I understand the value of paperback guides in your life. In a strange land where no one speaks your language, that fat-ass guide is your holy bible. Only, that's not the case. India is the second largest English-speaking country in the world. Sure, you won't be meeting eloquent philosophers on your trip to Guntoor, but in metropolitan cities and popular tourist destinations (such as Jaipur, Udaipur, Goa, etc) almost all of us are pretty anglophilic. Now, I am not asking you to sell your guides to your equivalent of raddiwalas (scrap dealers). I am just urging you to take your noses out of those books and strike a conversation with people. A great tip for interacting with locals would be do some research or speak to like-minded Indians beforehand. You can meet fellow Indian travellers in your hostel or ask your receptionist about the general etiquette or guidelines to follow while BFF-ing a stranger.

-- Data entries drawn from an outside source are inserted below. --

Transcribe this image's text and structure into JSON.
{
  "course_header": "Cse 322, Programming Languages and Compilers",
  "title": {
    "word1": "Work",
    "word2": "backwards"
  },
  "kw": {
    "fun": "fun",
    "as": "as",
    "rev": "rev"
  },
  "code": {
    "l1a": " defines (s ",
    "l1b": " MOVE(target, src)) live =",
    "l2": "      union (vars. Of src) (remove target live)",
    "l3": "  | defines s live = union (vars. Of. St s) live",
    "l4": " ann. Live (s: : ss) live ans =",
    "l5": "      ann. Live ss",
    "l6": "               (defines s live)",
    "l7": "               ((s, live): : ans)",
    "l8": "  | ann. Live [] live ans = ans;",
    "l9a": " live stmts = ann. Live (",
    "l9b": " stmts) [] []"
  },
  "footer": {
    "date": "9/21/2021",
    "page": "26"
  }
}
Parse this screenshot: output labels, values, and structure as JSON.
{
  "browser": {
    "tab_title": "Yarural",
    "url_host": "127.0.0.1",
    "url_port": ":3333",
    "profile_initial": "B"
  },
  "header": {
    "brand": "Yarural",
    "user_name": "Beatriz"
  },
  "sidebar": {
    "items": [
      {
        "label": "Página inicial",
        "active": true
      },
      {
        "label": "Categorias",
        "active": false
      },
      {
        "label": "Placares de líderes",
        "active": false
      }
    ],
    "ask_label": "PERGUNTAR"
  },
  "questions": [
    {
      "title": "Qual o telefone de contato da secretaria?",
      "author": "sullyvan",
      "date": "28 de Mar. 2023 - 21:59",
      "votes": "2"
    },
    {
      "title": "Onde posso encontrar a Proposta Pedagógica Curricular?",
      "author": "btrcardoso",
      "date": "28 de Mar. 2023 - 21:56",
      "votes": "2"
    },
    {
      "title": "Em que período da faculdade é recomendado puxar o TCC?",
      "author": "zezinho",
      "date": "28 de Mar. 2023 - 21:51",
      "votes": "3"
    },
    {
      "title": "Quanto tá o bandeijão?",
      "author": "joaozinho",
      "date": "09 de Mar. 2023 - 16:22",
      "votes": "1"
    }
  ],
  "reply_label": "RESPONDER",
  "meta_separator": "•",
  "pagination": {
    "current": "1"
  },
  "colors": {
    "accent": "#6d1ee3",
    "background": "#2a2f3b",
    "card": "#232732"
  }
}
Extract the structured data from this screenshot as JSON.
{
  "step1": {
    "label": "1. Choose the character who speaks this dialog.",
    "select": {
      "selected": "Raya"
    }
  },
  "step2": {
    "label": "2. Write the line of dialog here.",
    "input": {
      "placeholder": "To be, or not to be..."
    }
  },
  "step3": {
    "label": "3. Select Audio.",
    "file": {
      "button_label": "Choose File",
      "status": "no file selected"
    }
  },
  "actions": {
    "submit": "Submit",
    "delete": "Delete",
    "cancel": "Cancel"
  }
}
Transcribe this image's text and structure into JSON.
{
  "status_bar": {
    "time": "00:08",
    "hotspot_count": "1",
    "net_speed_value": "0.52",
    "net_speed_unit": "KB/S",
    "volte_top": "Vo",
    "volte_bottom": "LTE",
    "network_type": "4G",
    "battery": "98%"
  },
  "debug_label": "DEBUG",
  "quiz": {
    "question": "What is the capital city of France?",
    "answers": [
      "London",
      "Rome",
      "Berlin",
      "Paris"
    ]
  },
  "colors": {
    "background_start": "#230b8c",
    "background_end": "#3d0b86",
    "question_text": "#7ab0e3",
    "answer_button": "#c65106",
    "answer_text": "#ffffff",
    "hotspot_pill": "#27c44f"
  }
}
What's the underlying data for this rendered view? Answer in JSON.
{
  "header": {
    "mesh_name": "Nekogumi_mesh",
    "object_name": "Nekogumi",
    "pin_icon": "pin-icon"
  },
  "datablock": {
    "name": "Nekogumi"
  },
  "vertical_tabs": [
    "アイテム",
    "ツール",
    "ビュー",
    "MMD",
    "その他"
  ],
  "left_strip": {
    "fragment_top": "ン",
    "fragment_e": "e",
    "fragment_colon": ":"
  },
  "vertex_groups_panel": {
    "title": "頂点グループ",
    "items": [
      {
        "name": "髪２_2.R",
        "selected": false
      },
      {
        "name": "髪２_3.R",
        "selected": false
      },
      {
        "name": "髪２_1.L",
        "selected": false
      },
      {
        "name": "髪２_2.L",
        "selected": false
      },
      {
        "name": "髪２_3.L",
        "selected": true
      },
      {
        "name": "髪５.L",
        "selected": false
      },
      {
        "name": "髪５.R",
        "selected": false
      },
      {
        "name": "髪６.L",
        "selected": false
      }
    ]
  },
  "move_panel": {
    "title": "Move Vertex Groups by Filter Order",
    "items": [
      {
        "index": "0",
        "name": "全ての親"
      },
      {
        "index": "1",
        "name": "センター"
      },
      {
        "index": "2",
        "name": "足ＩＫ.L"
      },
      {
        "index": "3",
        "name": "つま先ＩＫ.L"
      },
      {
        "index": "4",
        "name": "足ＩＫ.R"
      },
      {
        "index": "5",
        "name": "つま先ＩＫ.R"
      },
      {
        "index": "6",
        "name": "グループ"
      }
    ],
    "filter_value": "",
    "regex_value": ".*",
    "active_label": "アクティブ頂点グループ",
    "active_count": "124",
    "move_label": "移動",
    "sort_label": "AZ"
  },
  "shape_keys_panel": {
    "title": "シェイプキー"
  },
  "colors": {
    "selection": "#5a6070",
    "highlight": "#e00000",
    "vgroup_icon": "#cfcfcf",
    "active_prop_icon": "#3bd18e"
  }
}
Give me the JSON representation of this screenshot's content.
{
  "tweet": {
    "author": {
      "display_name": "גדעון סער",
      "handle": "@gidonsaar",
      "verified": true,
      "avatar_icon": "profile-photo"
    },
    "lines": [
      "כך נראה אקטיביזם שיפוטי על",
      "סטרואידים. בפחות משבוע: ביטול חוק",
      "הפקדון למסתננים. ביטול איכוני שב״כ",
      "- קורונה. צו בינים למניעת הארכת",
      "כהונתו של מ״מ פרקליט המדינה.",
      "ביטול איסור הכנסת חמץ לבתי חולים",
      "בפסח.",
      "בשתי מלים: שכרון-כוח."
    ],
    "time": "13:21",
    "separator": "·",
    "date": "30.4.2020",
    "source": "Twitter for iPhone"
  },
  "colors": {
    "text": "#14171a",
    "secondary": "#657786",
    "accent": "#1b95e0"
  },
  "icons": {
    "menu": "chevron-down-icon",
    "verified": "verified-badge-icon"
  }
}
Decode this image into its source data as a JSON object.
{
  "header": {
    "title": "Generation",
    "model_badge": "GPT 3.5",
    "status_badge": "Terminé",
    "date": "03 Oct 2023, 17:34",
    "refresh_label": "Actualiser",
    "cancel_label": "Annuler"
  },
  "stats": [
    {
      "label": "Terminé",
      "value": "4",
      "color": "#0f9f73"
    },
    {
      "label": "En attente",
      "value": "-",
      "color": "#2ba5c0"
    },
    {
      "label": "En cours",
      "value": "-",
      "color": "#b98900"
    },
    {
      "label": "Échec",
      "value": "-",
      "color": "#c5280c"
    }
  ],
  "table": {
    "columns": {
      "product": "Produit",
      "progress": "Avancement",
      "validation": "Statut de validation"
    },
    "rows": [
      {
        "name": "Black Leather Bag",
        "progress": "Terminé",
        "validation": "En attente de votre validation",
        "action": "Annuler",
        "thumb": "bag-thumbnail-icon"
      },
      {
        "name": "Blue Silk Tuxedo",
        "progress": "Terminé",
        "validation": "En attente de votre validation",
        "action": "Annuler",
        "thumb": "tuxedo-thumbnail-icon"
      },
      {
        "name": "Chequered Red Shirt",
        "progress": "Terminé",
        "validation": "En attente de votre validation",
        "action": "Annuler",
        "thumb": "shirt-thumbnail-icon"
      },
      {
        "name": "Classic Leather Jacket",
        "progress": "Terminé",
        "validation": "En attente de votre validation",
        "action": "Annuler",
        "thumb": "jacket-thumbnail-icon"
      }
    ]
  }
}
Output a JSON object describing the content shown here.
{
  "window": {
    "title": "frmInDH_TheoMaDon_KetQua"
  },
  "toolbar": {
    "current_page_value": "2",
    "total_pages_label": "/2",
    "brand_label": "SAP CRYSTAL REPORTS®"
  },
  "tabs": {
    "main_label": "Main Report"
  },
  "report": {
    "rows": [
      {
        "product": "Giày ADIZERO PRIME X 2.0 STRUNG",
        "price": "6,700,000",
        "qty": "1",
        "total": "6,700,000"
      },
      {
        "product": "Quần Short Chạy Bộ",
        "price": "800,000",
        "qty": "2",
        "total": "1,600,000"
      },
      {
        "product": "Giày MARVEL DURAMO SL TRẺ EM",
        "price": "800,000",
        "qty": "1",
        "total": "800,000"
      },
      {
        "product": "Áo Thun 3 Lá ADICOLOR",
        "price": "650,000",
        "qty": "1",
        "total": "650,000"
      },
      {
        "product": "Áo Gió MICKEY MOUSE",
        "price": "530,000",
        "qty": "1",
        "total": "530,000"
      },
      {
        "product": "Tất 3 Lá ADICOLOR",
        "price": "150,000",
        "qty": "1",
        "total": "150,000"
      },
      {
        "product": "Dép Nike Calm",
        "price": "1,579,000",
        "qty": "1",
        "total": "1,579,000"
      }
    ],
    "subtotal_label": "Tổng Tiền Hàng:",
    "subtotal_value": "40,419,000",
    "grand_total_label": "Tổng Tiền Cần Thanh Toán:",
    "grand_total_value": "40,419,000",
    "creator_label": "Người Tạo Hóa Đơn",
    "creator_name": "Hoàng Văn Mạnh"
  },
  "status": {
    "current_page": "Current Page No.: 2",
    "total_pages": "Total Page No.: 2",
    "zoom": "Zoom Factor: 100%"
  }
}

On my travels, I have noted another annoying behavioural pattern amongst foreigners in India. They have an innate incestuousness about their group formation. From hostels to camping sites, people of similar colour gradient seem to huddle together. Now, I don't mind that. Form a colour coordinated travel group for all I care; but the lack of perspective gets reflected in your skewed understanding of the place. If all the friends you make have the same passport as you, then are you really travelling?
So, how to meet like-minded local people?
The best way to meet local or like-minded Indian travellers is in hostels or cafes/bars where locals hangout. And, I hate to break it to you, these are not mentioned on Lonely Planet. Suggestions on TripAdvisor and Lonely Planet are almost always rated by international travellers who reached there on recommendations of other international travellers. Example: The top-rated restaurants in Delhi are Karim's, Sanadige, Indian Accent and Masala Library. They might be delicious places to dine at, but don't exactly give the wholesome Delhi experience, as it takes an experienced palate to appreciate Karim's; old people go for family dinners at Sanadige; a three course meal at both Indian Accent and Masala Library costs over Rs 4,000, so naturally you won't be spotting young millennials chilling after-office here.
The aforementioned places are quite delicious if all you just want to have a meal, but if you are really looking for the complete 'bar hopping like a Delhiite' experience then search as locals do. Check out blogs such as these to find out where the cool kids are: 'Bars To Visit In Delhi According To Your Salary', '10 Bars in Delhi You Probably Haven't Tried Yet But Should' and '10 Bars In Delhi That You Need To Check Out This Weekend'.
Orientalism is so 20th century!
It's a terrible habit of travellers to treat the people of the places they visit as monuments as well. Just as they (even us) get uncomfortably close to a sculpture to get an obscene selfie with it, we often end up treating the people of the place similarly; as exotic beings we need to have some physical exchange with to validate our trip. And that is something all of us (even Indians travelling abroad) need to fix. From the orientalised imagination of an exotic Indian woman who sets the bed on fire to Indian men chasing after European ladies to show them what a real 'ride' is like; we all have something to learn. Also, your white-ness might have landed you in many cashmere beds, but learn to take 'no' for an answer, otherwise it really doesn't matter whether you are from Munich or Mahipalpur.
Us, Indians, are obsessed with the foreign breed. We had a terribly annoying bunch of them staying with us for over 200 years and still made 'atithi devo bhavah' ('The guest is equivalent to God') our tagline! People have been coming in, judging and exoticizing us for centuries now and we still don't care. But, as a woman from the 'Age of the Internet', I feel an obligation towards fellow travellers of the world and want to introduce them to my country sans stereotypes. Because we are the land of 'order in chaos' (I am very sure we invented it), and unless you get off your hand-sanitized-bug-sprayed-SPF-9000 high horse, you will never get to truly experience us!